>>>>

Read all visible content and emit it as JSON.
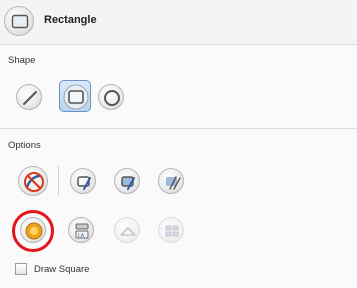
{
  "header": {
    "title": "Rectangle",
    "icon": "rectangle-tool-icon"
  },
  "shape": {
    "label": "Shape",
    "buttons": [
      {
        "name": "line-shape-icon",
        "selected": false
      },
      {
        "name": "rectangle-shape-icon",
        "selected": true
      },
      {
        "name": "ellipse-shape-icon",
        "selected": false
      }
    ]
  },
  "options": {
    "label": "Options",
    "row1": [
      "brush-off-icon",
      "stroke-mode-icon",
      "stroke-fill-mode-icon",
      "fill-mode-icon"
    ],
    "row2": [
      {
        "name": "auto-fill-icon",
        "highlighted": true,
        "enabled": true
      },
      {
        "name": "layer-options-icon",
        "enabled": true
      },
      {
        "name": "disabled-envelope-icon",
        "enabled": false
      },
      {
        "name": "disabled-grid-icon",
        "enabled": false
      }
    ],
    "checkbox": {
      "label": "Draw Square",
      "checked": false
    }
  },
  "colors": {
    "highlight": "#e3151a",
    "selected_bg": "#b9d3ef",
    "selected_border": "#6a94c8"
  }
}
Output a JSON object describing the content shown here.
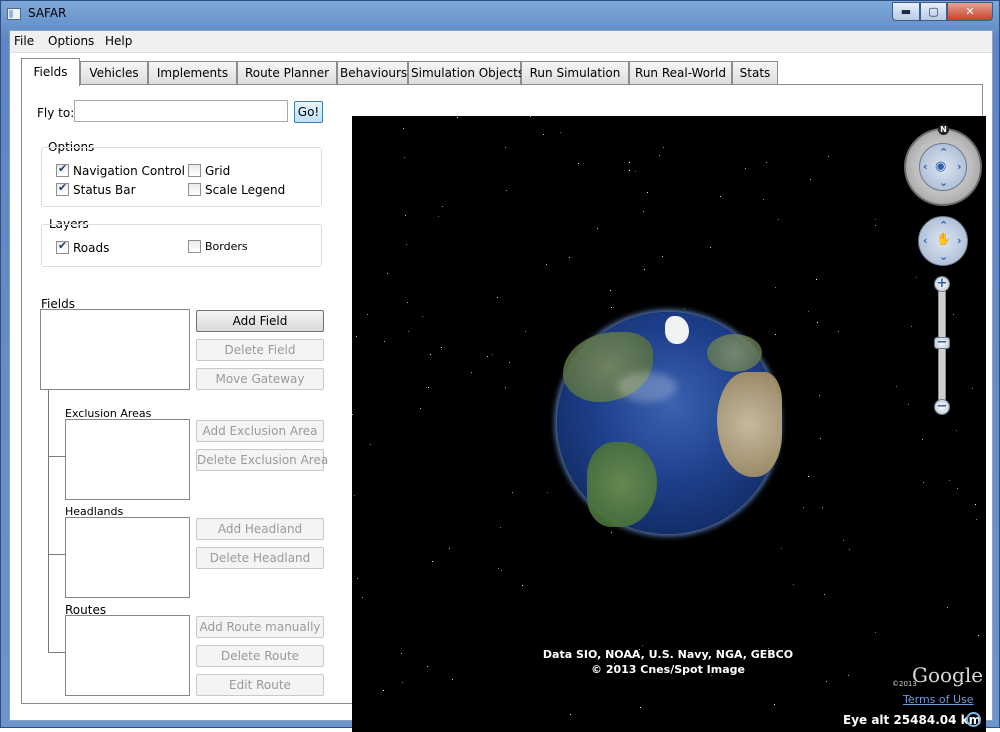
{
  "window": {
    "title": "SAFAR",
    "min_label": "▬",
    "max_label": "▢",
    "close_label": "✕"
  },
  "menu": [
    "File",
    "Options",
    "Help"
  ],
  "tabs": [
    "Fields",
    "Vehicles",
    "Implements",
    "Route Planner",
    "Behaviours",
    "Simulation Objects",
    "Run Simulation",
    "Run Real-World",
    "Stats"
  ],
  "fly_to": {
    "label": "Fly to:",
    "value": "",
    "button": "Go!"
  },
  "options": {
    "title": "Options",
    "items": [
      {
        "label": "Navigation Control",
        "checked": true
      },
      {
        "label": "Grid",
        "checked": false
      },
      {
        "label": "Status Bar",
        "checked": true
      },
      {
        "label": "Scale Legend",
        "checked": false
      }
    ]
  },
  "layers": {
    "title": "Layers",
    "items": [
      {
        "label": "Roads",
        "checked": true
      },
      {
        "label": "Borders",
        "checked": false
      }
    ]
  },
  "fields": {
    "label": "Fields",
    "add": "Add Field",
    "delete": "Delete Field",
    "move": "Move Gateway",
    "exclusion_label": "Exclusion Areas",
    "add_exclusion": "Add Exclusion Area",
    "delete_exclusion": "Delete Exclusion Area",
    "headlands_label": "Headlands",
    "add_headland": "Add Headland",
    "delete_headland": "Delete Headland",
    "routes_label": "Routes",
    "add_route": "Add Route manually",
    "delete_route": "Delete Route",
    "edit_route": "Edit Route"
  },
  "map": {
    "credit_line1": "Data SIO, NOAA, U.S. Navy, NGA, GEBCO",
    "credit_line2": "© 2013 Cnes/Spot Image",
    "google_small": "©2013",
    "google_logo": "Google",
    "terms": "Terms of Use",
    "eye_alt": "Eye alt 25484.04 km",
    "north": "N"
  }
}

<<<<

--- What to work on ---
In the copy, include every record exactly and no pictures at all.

--- Result ---
Read all visible content and emit it as JSON.
{
  "header": {
    "title": "Rectangle",
    "icon": "rectangle-tool-icon"
  },
  "shape": {
    "label": "Shape",
    "buttons": [
      {
        "name": "line-shape-icon",
        "selected": false
      },
      {
        "name": "rectangle-shape-icon",
        "selected": true
      },
      {
        "name": "ellipse-shape-icon",
        "selected": false
      }
    ]
  },
  "options": {
    "label": "Options",
    "row1": [
      "brush-off-icon",
      "stroke-mode-icon",
      "stroke-fill-mode-icon",
      "fill-mode-icon"
    ],
    "row2": [
      {
        "name": "auto-fill-icon",
        "highlighted": true,
        "enabled": true
      },
      {
        "name": "layer-options-icon",
        "enabled": true
      },
      {
        "name": "disabled-envelope-icon",
        "enabled": false
      },
      {
        "name": "disabled-grid-icon",
        "enabled": false
      }
    ],
    "checkbox": {
      "label": "Draw Square",
      "checked": false
    }
  },
  "colors": {
    "highlight": "#e3151a",
    "selected_bg": "#b9d3ef",
    "selected_border": "#6a94c8"
  }
}
Output a JSON object describing the content shown here.
{
  "window": {
    "title": "SAFAR",
    "min_label": "▬",
    "max_label": "▢",
    "close_label": "✕"
  },
  "menu": [
    "File",
    "Options",
    "Help"
  ],
  "tabs": [
    "Fields",
    "Vehicles",
    "Implements",
    "Route Planner",
    "Behaviours",
    "Simulation Objects",
    "Run Simulation",
    "Run Real-World",
    "Stats"
  ],
  "fly_to": {
    "label": "Fly to:",
    "value": "",
    "button": "Go!"
  },
  "options": {
    "title": "Options",
    "items": [
      {
        "label": "Navigation Control",
        "checked": true
      },
      {
        "label": "Grid",
        "checked": false
      },
      {
        "label": "Status Bar",
        "checked": true
      },
      {
        "label": "Scale Legend",
        "checked": false
      }
    ]
  },
  "layers": {
    "title": "Layers",
    "items": [
      {
        "label": "Roads",
        "checked": true
      },
      {
        "label": "Borders",
        "checked": false
      }
    ]
  },
  "fields": {
    "label": "Fields",
    "add": "Add Field",
    "delete": "Delete Field",
    "move": "Move Gateway",
    "exclusion_label": "Exclusion Areas",
    "add_exclusion": "Add Exclusion Area",
    "delete_exclusion": "Delete Exclusion Area",
    "headlands_label": "Headlands",
    "add_headland": "Add Headland",
    "delete_headland": "Delete Headland",
    "routes_label": "Routes",
    "add_route": "Add Route manually",
    "delete_route": "Delete Route",
    "edit_route": "Edit Route"
  },
  "map": {
    "credit_line1": "Data SIO, NOAA, U.S. Navy, NGA, GEBCO",
    "credit_line2": "© 2013 Cnes/Spot Image",
    "google_small": "©2013",
    "google_logo": "Google",
    "terms": "Terms of Use",
    "eye_alt": "Eye alt 25484.04 km",
    "north": "N"
  }
}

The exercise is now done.